■ **Description of the task**:
Each line below should be written out exactly, with none skipped.

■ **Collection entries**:
*** Block opens ***
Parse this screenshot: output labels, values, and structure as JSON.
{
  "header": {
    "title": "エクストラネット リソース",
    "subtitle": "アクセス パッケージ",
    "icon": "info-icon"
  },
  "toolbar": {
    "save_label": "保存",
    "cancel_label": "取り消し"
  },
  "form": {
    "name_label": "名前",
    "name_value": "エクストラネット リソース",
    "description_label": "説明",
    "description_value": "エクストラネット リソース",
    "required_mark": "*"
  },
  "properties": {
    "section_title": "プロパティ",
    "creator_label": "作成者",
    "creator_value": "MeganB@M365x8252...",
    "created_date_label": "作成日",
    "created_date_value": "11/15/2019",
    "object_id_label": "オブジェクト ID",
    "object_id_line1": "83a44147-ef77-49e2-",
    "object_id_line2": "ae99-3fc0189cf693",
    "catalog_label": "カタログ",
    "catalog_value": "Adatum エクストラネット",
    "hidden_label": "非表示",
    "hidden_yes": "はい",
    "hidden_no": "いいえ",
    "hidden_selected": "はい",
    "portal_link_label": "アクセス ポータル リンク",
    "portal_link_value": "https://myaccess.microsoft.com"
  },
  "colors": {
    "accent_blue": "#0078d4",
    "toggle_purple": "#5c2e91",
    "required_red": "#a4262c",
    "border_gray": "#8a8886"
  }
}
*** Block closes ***
■ **Solution to this exercise**:
Parse this screenshot: output labels, values, and structure as JSON.
{
  "header": {
    "title": "エクストラネット リソース",
    "subtitle": "アクセス パッケージ",
    "icon": "info-icon"
  },
  "toolbar": {
    "save_label": "保存",
    "cancel_label": "取り消し"
  },
  "form": {
    "name_label": "名前",
    "name_value": "エクストラネット リソース",
    "description_label": "説明",
    "description_value": "エクストラネット リソース",
    "required_mark": "*"
  },
  "properties": {
    "section_title": "プロパティ",
    "creator_label": "作成者",
    "creator_value": "MeganB@M365x8252...",
    "created_date_label": "作成日",
    "created_date_value": "11/15/2019",
    "object_id_label": "オブジェクト ID",
    "object_id_line1": "83a44147-ef77-49e2-",
    "object_id_line2": "ae99-3fc0189cf693",
    "catalog_label": "カタログ",
    "catalog_value": "Adatum エクストラネット",
    "hidden_label": "非表示",
    "hidden_yes": "はい",
    "hidden_no": "いいえ",
    "hidden_selected": "はい",
    "portal_link_label": "アクセス ポータル リンク",
    "portal_link_value": "https://myaccess.microsoft.com"
  },
  "colors": {
    "accent_blue": "#0078d4",
    "toggle_purple": "#5c2e91",
    "required_red": "#a4262c",
    "border_gray": "#8a8886"
  }
}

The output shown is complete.